Pictures in the records are to be excluded from an otherwise exact copy.

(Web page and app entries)
+++++

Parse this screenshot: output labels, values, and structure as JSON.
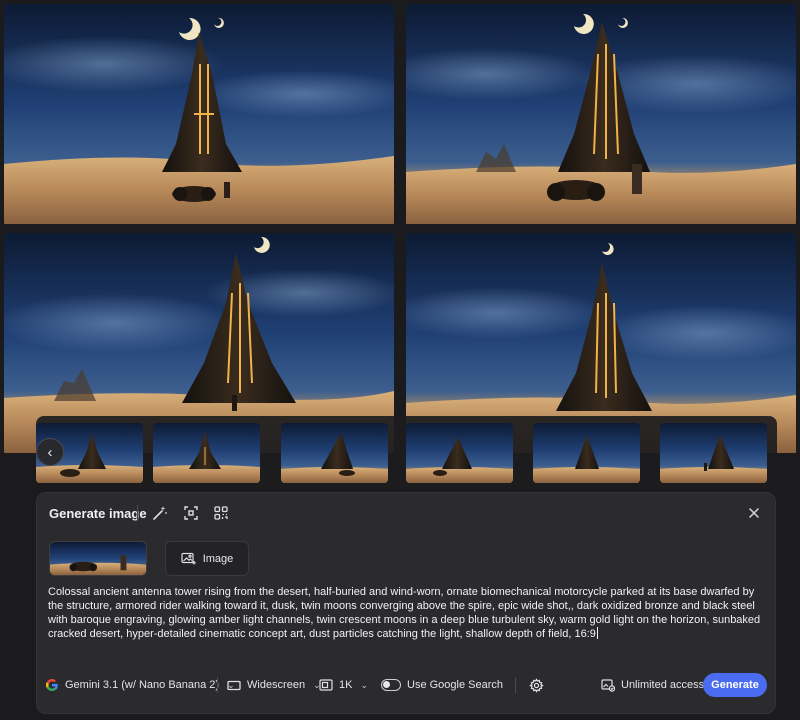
{
  "panel": {
    "title": "Generate image",
    "image_button_label": "Image",
    "prompt": "Colossal ancient antenna tower rising from the desert, half-buried and wind-worn, ornate biomechanical motorcycle parked at its base dwarfed by the structure, armored rider walking toward it, dusk, twin moons converging above the spire, epic wide shot,, dark oxidized bronze and black steel with baroque engraving, glowing amber light channels, twin crescent moons in a deep blue turbulent sky, warm gold light on the horizon, sunbaked cracked desert, hyper-detailed cinematic concept art, dust particles catching the light, shallow depth of field, 16:9"
  },
  "toolbar": {
    "model_label": "Gemini 3.1 (w/ Nano Banana 2)",
    "aspect_label": "Widescreen",
    "resolution_label": "1K",
    "google_search_label": "Use Google Search",
    "access_label": "Unlimited access",
    "generate_label": "Generate"
  },
  "icons": {
    "header": [
      "magic-wand-icon",
      "crop-select-icon",
      "qr-scan-icon",
      "close-icon"
    ],
    "toolbar": [
      "google-g-icon",
      "widescreen-icon",
      "image-size-icon",
      "toggle",
      "settings-icon",
      "access-icon"
    ]
  },
  "colors": {
    "accent": "#4b6cf0",
    "panel_bg": "#2b2b2e",
    "page_bg": "#1b1b1d",
    "sky": "#1d3a6e",
    "sand": "#c9a06a",
    "glow": "#f2b24a"
  }
}
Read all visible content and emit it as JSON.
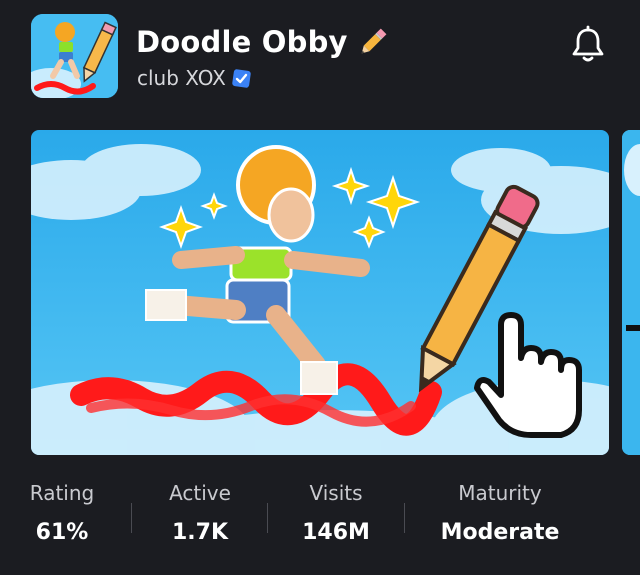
{
  "game": {
    "title": "Doodle Obby",
    "title_emoji": "pencil-icon",
    "creator": "club XOX",
    "creator_verified": true
  },
  "header": {
    "notify_icon": "bell-icon"
  },
  "colors": {
    "background": "#1b1c21",
    "verified_badge": "#3b82f6",
    "sky": "#3bb6ee",
    "scribble": "#ff1a1a"
  },
  "stats": [
    {
      "label": "Rating",
      "value": "61%"
    },
    {
      "label": "Active",
      "value": "1.7K"
    },
    {
      "label": "Visits",
      "value": "146M"
    },
    {
      "label": "Maturity",
      "value": "Moderate"
    }
  ]
}
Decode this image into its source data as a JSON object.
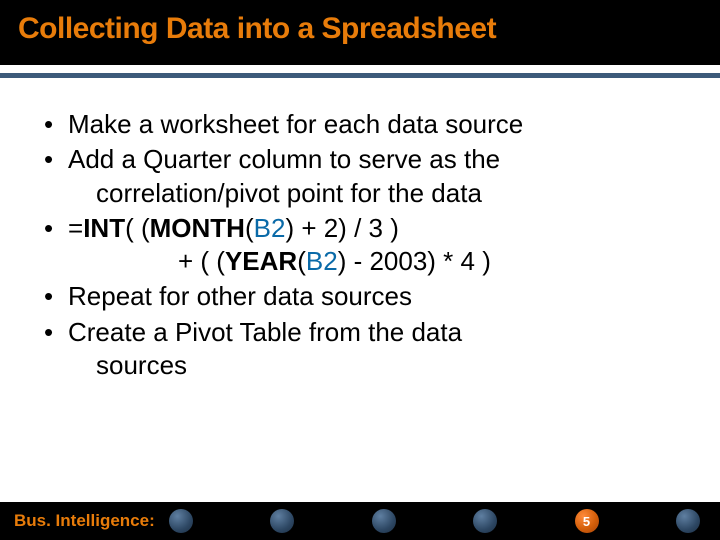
{
  "title": "Collecting Data into a Spreadsheet",
  "bullets": {
    "b1": "Make a worksheet for each data source",
    "b2": "Add a Quarter column to serve as the",
    "b2c": "correlation/pivot point for the data",
    "b3p1": "=",
    "b3fn1": "INT",
    "b3p2": "( (",
    "b3fn2": "MONTH",
    "b3p3": "(",
    "b3ref1": "B2",
    "b3p4": ") + 2) / 3 )",
    "b3c_p1": "+  ( (",
    "b3c_fn": "YEAR",
    "b3c_p2": "(",
    "b3c_ref": "B2",
    "b3c_p3": ") - 2003) * 4 )",
    "b4": "Repeat for other data sources",
    "b5": "Create a Pivot Table from the data",
    "b5c": "sources"
  },
  "footer": {
    "label": "Bus. Intelligence:",
    "page": "5"
  }
}
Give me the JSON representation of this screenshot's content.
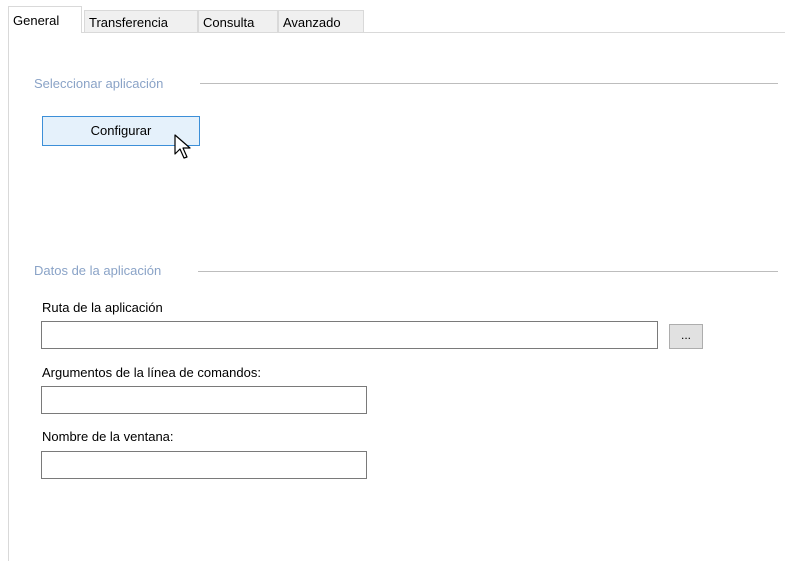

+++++

Completed exercise>
Parse this screenshot: output labels, values, and structure as JSON.
{
  "panel": {
    "title": "Generate image",
    "image_button_label": "Image",
    "prompt": "Colossal ancient antenna tower rising from the desert, half-buried and wind-worn, ornate biomechanical motorcycle parked at its base dwarfed by the structure, armored rider walking toward it, dusk, twin moons converging above the spire, epic wide shot,, dark oxidized bronze and black steel with baroque engraving, glowing amber light channels, twin crescent moons in a deep blue turbulent sky, warm gold light on the horizon, sunbaked cracked desert, hyper-detailed cinematic concept art, dust particles catching the light, shallow depth of field, 16:9"
  },
  "toolbar": {
    "model_label": "Gemini 3.1 (w/ Nano Banana 2)",
    "aspect_label": "Widescreen",
    "resolution_label": "1K",
    "google_search_label": "Use Google Search",
    "access_label": "Unlimited access",
    "generate_label": "Generate"
  },
  "icons": {
    "header": [
      "magic-wand-icon",
      "crop-select-icon",
      "qr-scan-icon",
      "close-icon"
    ],
    "toolbar": [
      "google-g-icon",
      "widescreen-icon",
      "image-size-icon",
      "toggle",
      "settings-icon",
      "access-icon"
    ]
  },
  "colors": {
    "accent": "#4b6cf0",
    "panel_bg": "#2b2b2e",
    "page_bg": "#1b1b1d",
    "sky": "#1d3a6e",
    "sand": "#c9a06a",
    "glow": "#f2b24a"
  }
}
Read all visible content and emit it as JSON.
{
  "game": {
    "title": "Doodle Obby",
    "title_emoji": "pencil-icon",
    "creator": "club XOX",
    "creator_verified": true
  },
  "header": {
    "notify_icon": "bell-icon"
  },
  "colors": {
    "background": "#1b1c21",
    "verified_badge": "#3b82f6",
    "sky": "#3bb6ee",
    "scribble": "#ff1a1a"
  },
  "stats": [
    {
      "label": "Rating",
      "value": "61%"
    },
    {
      "label": "Active",
      "value": "1.7K"
    },
    {
      "label": "Visits",
      "value": "146M"
    },
    {
      "label": "Maturity",
      "value": "Moderate"
    }
  ]
}
Decode this image into its source data as a JSON object.
{
  "title": "Collecting Data into a Spreadsheet",
  "bullets": {
    "b1": "Make a worksheet for each data source",
    "b2": "Add a Quarter column to serve as the",
    "b2c": "correlation/pivot point for the data",
    "b3p1": "=",
    "b3fn1": "INT",
    "b3p2": "( (",
    "b3fn2": "MONTH",
    "b3p3": "(",
    "b3ref1": "B2",
    "b3p4": ") + 2) / 3 )",
    "b3c_p1": "+  ( (",
    "b3c_fn": "YEAR",
    "b3c_p2": "(",
    "b3c_ref": "B2",
    "b3c_p3": ") - 2003) * 4 )",
    "b4": "Repeat for other data sources",
    "b5": "Create a Pivot Table from the data",
    "b5c": "sources"
  },
  "footer": {
    "label": "Bus. Intelligence:",
    "page": "5"
  }
}
Give me the JSON representation of this screenshot's content.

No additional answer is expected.